A recent piece in the New York Times with this title came to my attention.  Yes, sometimes it sucks.  But there are different types of reluctance for different reasons.

Most of us didn’t plan on being caregivers of children with special needs who may need lifelong care.  Though there are a few, such as Family Voices Pennsylvania Coordinator Sue Badeau, who astonishingly adopted up to 20 children with special needs over her lifetime.  And now there are even special needs adoption groups such as CHASK (Christian Homes and Special Kids) etc.  But most of us didn’t plan this.

Sometimes I’m a reluctant caregiver because I just want to be her mom.  I get tired of being a teacher, behaviorist, physical therapist, case manager, nurse, etc.  I just want to enjoy my time with her.

Sometimes it’s because I’m just tapped out with round the clock care.

Or I don’t want to go to the hospital out of state, and live apart from my husband (who goes to work during the week) for who knows how long, again.

Or physically, emotionally, mentally weary of the constant changes, lifting, medications, paperwork, insurance denials, treatments and deciding if it’s safe to maintain her at home or do we need to go to the E.R., and what if I guess wrong?  I’ve literally gotten her to the hospital with no other signs than “something is wrong” within hours of a major hemorrhage that put her in ICU for 4 months.

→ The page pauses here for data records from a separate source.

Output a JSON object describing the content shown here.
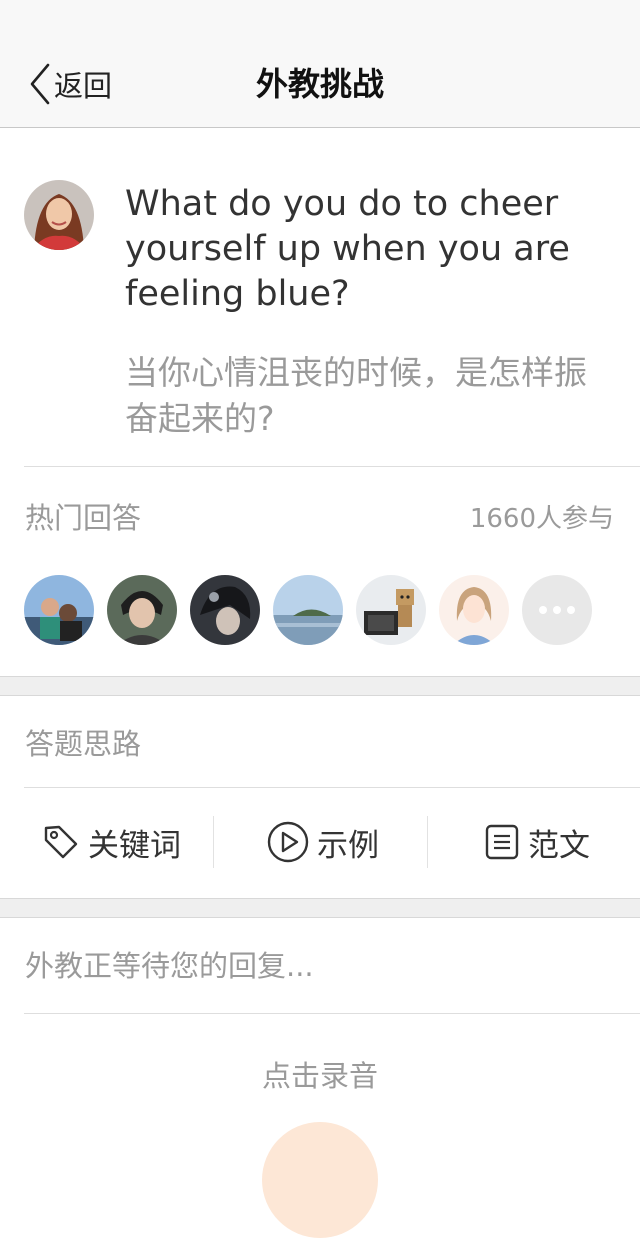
{
  "nav": {
    "back_label": "返回",
    "title": "外教挑战"
  },
  "question": {
    "english": "What do you do to cheer yourself up when you are feeling blue?",
    "chinese": "当你心情沮丧的时候，是怎样振奋起来的?"
  },
  "hot_answers": {
    "title": "热门回答",
    "count": "1660人参与"
  },
  "ideas": {
    "title": "答题思路",
    "tools": [
      {
        "label": "关键词",
        "icon": "tag-icon"
      },
      {
        "label": "示例",
        "icon": "play-icon"
      },
      {
        "label": "范文",
        "icon": "document-icon"
      }
    ]
  },
  "reply": {
    "placeholder": "外教正等待您的回复..."
  },
  "record": {
    "label": "点击录音"
  },
  "colors": {
    "accent": "#fde7d6",
    "muted_text": "#9a9a9a",
    "divider": "#dedede"
  }
}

Life isn’t even what passes for normal around here anymore.

But then I think what it must be like for her.  A recent article indicated that children can actually suffer PTSD (Post Traumatic Stress Syndrome) post hospitalization.  Another showed that 1 in 3 (even adults) suffer PTSD after being on a ventilator, like she was.

I noticed a difference when she came home.  She didn’t feel safe even though we have a baby monitor on.  We had to get bedrails and we have a whole bedtime relaxation routine now.  We do massage, Reiki, Qigong, and read poetry.  She has both soothing music and a sound machine of falling rain on all night.  She does word search puzzles for hours until she falls asleep.  And she sleeps with the light on.

What must it be like to have to depend on someone to hear you even if you just need a glass of water?  What if you can’t get to the bathroom and need help?  Or are hooked up to things like IVs, Foleys, PICC lines/Broviacs, IJ’s/Medcomps and can’t move?  Forget the scary and painful stuff that goes along with illness.  And not know what to expect or when (4 a.m. labs anyone?)

Just think what it must feel like to depend on other people for things you used to do for yourself.

When your child acts out, just remember the most likely they can’t help it.  My child’s behavior is the worst when she’s in pain, on TPN (total parenteral nutrition through her veins) and can’t eat for 5 months, or frightened etc.  Their behavior is how they’re communicating.  They feel like they have no control over anything in their world.

And maybe that will help you not be “The Reluctant Caregiver.”

Remain hopeful,


“The Reluctant Caregiver” NYT

PTSD in Children with Complex Medical Needs-Complex Child magazine

Ventilated Patients and PTSD-Medical News Today